  5. [5]
    McCune, W. OTTER 2.0 Users Guide, Argonne National Laboratory Report ANL-90/9, 1990.Google Scholar
  6. [6]
    Ohlbach, H.-J. and G. Wrightson. Solving a problem in relevance logic with an automated theorem prover, Proc. of CADE-7, Springer-Verlag Lecture Notes in Computer Science, Vol. 170, ed. R. Shostak, New York, 1984, 496–508.Google Scholar
  7. [7]
    Peterson J. The Possible Shortest Single Axioms for EC-Tautologies, Aukland University Department of Mathematics Report Series No. 105, 1977.Google Scholar
  8. [8]
    Pfenning, F. Single axioms in the implicational propositional calculus, Proc. of CADE-9, Springer-Verlag Lecture Notes in Computer Science, Vol. 310, ed. E. Lusk and R. Overbeek, New York, 1988, 710–713.Google Scholar
  9. [9]
    Slaney, J. K. and E. Lusk. Parallelizing the closure computation in automated deduction, to appear in the proceedings of CADE-10, 1990.Google Scholar
  10. [10]
    Smullyan, R. To Mock a Mockingbird, A. Knopf, New York, 1985.Google Scholar
  11. [11]
    Wos, L., R. Overbeek, E. Lusk, and J. Boyle. Automated Reasoning: Introduction and Applications, Prentice-Hall, New York, 1984.Google Scholar
  12. [12]
    Wos, L., S. Winker, B. Smith, R. Veroff, and L. Henschen. A new use of an automated reasoning assistant: open questions in equivalential calculus and the study of infinite domains, Artificial Intelligence 22 (1984), 303–356.Google Scholar
  13. [13]
    Wos, L., R. Overbeek, and E. Lusk. Subsumption, a sometimes undervalued procedure, preprint MCS-P93-0789, Argonne National Laboratory, Argonne, Ill., July 1989.Google Scholar
  14. [14]
    Wos, L., S. Winker, W. McCune, R. Overbeek, E. Lusk, R. Stevens, and R. Butler. OTTER Experiments Pertinent to CADE-10, Argonne National Laboratory Report ANL-89/39, to appear.Google Scholar

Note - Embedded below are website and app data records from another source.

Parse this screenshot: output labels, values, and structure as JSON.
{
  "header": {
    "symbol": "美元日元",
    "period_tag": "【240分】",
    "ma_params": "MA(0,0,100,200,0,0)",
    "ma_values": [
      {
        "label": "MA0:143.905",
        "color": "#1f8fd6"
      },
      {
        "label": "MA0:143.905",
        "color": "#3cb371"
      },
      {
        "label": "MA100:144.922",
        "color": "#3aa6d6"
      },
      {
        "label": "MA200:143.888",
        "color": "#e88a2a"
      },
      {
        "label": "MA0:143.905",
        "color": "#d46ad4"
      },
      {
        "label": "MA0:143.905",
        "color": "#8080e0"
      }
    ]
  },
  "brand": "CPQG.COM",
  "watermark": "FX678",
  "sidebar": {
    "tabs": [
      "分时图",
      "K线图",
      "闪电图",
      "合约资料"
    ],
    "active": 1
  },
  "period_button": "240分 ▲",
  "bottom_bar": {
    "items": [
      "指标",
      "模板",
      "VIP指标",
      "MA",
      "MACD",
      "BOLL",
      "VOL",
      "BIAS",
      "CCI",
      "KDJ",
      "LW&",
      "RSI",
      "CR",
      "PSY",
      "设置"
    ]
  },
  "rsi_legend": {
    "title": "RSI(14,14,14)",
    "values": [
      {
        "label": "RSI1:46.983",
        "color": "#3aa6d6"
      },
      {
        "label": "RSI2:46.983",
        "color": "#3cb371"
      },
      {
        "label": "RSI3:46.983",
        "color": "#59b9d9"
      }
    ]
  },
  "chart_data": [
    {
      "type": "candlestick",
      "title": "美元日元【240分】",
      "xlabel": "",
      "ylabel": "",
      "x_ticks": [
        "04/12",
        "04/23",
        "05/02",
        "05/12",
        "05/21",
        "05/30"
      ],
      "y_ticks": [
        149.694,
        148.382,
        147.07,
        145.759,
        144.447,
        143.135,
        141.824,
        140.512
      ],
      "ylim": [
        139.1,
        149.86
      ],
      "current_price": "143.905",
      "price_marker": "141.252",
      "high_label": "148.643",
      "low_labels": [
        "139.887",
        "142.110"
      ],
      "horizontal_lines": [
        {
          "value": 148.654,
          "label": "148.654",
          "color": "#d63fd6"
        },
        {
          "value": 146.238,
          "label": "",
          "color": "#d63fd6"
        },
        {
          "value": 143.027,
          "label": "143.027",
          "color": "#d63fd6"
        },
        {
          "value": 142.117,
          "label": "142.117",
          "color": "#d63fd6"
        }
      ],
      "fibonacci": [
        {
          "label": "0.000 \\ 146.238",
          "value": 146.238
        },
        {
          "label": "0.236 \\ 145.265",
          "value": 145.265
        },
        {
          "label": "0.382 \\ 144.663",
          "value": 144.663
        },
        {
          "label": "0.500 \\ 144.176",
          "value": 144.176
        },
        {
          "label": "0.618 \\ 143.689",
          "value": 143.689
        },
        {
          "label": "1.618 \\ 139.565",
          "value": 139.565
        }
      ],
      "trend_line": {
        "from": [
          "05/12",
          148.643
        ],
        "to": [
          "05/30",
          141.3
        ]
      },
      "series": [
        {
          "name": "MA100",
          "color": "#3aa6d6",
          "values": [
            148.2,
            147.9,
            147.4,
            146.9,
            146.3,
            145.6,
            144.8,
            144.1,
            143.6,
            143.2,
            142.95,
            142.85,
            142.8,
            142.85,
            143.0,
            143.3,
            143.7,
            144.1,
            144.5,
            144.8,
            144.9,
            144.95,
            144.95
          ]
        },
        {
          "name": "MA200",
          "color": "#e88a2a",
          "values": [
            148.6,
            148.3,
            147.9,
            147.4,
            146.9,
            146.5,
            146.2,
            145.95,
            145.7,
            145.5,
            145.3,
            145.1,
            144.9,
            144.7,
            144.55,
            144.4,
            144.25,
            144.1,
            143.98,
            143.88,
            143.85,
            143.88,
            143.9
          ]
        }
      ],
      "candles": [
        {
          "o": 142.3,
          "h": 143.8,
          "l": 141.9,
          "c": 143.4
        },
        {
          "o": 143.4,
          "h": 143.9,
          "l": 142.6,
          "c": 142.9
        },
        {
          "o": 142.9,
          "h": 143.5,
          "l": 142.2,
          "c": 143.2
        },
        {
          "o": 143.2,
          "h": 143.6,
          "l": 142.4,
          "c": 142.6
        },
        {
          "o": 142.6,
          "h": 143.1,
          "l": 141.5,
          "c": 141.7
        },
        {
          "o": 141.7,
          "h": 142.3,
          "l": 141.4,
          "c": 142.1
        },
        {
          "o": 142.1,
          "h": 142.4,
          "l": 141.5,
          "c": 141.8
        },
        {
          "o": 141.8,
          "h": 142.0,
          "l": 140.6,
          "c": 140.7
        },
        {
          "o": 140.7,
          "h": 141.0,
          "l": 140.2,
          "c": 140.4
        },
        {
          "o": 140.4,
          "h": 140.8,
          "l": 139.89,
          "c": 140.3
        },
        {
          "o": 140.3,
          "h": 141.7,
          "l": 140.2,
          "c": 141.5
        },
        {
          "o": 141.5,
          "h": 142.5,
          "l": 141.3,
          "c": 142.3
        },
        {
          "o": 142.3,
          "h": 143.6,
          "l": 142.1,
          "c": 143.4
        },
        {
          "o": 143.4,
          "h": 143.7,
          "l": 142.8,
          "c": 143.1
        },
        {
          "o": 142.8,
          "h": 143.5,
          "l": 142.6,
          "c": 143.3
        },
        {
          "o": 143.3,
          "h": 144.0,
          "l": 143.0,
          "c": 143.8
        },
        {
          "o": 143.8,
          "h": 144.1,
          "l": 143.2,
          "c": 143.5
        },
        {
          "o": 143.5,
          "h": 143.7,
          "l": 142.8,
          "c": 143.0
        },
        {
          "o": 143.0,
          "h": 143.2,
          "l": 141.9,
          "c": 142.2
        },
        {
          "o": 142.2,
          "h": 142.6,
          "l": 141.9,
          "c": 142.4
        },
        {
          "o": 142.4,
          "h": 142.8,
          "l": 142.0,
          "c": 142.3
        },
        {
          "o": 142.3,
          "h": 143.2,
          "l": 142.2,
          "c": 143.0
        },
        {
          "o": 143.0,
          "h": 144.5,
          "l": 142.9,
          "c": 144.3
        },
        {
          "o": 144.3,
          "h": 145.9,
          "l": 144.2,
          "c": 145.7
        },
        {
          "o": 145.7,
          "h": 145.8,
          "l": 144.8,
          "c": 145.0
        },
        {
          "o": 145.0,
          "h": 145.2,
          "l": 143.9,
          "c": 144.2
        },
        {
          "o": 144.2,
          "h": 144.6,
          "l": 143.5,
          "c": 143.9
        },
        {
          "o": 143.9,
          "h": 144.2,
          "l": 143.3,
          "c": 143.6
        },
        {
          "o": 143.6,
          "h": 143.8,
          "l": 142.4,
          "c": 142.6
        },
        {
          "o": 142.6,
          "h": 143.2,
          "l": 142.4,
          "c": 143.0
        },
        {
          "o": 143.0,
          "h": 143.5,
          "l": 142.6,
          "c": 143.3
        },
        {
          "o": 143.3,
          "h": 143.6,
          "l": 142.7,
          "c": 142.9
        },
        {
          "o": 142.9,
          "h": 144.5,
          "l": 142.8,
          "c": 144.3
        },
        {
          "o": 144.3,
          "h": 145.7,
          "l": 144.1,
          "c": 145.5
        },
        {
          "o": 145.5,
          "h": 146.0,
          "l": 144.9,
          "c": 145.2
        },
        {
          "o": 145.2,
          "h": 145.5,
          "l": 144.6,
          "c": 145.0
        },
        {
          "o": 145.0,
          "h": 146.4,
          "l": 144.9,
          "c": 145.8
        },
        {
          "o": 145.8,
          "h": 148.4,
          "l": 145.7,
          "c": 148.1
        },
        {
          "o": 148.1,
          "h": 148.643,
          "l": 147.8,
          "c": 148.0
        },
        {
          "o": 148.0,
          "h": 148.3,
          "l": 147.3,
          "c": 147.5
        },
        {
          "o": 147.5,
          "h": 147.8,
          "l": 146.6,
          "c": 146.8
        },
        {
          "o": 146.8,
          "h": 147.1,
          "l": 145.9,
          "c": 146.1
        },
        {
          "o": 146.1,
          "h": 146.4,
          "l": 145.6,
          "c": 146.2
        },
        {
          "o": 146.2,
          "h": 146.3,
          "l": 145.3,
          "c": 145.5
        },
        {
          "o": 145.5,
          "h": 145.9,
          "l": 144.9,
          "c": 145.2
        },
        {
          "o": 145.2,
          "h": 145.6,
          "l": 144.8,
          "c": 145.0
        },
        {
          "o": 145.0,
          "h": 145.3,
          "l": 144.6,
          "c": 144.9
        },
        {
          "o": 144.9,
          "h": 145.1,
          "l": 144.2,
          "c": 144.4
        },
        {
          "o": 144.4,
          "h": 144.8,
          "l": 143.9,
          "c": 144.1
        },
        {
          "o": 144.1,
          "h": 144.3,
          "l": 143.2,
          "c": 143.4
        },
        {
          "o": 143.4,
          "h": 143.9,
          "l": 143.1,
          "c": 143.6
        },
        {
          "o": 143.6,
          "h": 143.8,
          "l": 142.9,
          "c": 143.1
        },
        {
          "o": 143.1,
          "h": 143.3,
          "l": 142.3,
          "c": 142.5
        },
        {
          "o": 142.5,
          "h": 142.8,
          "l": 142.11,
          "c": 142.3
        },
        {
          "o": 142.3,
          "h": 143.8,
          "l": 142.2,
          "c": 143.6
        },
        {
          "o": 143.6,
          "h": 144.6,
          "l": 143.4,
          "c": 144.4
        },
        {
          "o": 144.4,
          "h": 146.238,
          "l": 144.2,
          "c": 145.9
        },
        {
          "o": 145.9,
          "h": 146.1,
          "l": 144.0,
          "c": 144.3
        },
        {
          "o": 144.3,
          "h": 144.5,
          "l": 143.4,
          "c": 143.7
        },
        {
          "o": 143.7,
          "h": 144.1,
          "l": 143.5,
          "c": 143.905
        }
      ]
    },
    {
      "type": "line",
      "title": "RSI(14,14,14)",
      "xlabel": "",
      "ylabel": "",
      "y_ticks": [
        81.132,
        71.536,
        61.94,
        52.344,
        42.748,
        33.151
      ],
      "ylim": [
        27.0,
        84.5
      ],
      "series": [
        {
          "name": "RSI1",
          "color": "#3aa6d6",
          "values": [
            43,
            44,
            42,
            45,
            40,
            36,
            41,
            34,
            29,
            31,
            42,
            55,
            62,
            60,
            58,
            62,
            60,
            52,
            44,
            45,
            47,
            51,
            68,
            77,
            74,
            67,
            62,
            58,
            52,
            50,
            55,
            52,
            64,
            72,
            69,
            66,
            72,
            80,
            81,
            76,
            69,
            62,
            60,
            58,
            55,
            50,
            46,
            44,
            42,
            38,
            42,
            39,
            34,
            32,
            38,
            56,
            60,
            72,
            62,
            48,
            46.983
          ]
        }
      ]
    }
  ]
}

Copyright information

© Springer-Verlag 1990

Authors and Affiliations

  • L. Wos
    • 1
  • S. Winker
    • 1
  • W. McCune
    • 1
  • R. Overbeek
    • 1
  • E. Lusk
    • 1
  • R. Stevens
    • 1
  • R. Butler
    • 2
  1. 1.Mathematics and Computer Science DivisionArgonne National LaboratoryArgonne
  2. 2.Division of Computer and Information ScienceUniversity of North FloridaJacksonville

Personalised recommendations